Inside is a familiar but all-new interior that places function ahead of design. Controls are conveniently placed and have a solid and substantial feel. Materials are appropriate for the price point and get nicer as you move up in trim. Unlike some competitors, Silverado still puts the gearshift on the steering column. That's a huge plus in terms of space savings.
Front seats are wide and flat and, though extremely comfortable, don't offer much support. Head and leg room are exceptional. Rear seats on the crew cab are quite nice with great head and leg room and plenty of width for three abreast seating. Step in is quite high, bordering on excessive on Trail Boss models. Outward visibility is excellent.
Model-for-model, Silverado's bed is the largest in the class, up to 20-percent larger claims Chevy. In addition, the floor is stronger, there are 12 fixed tie-down points and 9 movable tie-down points. Also available is the industry's first power up-down tailgate. Interior storage is great with twin glove boxes, a huge center console and plenty of open bins throughout. Crew cab rear seats have ingenious storage bins in the seatbacks.

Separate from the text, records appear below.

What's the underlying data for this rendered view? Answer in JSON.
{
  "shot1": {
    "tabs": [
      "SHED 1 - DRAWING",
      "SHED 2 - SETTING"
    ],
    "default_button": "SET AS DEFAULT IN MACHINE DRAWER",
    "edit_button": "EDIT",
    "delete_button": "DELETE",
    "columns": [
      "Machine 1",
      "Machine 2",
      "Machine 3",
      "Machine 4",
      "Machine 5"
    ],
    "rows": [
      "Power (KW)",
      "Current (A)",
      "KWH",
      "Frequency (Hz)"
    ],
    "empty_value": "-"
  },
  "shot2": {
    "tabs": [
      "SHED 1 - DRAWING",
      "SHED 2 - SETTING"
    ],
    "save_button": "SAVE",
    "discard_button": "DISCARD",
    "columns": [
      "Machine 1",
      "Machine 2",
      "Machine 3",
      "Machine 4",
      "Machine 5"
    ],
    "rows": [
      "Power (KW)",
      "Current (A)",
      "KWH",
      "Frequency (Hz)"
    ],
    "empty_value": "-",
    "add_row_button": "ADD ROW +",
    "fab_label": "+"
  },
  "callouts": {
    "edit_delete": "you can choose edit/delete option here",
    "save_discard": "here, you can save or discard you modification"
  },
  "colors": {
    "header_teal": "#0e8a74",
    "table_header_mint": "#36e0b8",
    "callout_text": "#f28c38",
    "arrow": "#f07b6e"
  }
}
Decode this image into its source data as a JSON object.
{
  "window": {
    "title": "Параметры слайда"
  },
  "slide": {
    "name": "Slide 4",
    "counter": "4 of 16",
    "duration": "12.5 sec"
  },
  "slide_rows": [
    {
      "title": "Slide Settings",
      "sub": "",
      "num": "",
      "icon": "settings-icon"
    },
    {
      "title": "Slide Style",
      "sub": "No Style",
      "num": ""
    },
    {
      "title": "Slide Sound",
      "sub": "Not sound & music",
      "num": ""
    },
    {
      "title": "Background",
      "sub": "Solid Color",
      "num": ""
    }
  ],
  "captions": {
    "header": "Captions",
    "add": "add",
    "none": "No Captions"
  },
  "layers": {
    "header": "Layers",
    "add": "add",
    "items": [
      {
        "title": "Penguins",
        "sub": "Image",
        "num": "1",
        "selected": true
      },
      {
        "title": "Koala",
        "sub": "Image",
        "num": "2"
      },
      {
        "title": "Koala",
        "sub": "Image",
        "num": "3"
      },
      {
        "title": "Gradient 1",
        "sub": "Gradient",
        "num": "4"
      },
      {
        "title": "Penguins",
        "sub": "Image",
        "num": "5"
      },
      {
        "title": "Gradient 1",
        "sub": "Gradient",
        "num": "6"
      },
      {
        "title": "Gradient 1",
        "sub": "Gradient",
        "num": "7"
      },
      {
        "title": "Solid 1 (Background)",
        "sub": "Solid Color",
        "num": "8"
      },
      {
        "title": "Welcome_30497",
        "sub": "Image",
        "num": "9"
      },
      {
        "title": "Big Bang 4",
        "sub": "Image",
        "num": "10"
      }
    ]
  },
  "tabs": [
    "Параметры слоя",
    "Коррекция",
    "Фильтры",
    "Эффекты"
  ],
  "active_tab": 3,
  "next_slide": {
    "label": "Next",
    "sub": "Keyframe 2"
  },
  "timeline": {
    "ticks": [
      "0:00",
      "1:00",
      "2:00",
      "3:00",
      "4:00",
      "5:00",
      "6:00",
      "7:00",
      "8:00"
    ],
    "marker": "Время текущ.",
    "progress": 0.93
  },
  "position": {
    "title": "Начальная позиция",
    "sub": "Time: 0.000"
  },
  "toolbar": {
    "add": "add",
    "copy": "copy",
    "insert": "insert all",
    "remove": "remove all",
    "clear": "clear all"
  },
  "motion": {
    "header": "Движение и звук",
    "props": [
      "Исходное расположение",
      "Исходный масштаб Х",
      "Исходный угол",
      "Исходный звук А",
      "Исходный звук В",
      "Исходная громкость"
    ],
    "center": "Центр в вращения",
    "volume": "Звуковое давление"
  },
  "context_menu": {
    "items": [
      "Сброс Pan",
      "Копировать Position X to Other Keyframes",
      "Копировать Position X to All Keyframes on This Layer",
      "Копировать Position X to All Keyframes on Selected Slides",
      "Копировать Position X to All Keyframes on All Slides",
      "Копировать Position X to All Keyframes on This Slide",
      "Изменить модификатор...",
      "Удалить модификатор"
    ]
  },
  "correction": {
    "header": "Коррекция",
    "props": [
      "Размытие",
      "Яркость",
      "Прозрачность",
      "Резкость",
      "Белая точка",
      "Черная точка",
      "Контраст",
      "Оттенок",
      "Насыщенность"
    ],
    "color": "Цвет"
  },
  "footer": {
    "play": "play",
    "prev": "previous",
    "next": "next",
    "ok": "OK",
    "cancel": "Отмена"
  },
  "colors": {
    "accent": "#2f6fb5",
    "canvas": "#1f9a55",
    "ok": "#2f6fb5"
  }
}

Bottom Line -- Susssh! Don't tell anyone, but there's a pickup war going on. Chevy, Ford, GMC, Ram are falling all over themselves in an effort to build the perfect pickup truck and this new Silverado is, perhaps, the best yet. It offers a great blend of comfort, ability and technology. The 6.2-liter V8/10-speed automatic pairing is easily the best combo in the class. The interior is awash in surprise-and-delight features. Towing and payload capacities match all competitors within a few hundred pounds. Unfortunately, all this joy comes with a downside -- price. As pickups get better and better, the price inevitably goes up. That's evident in the Silverado and its competitors as the price of entry is north of $30K, $40k if you want anything other than a work truck. Throw away your brand allegiance and take them all for a test drive, there's never been a better time to buy a pickup.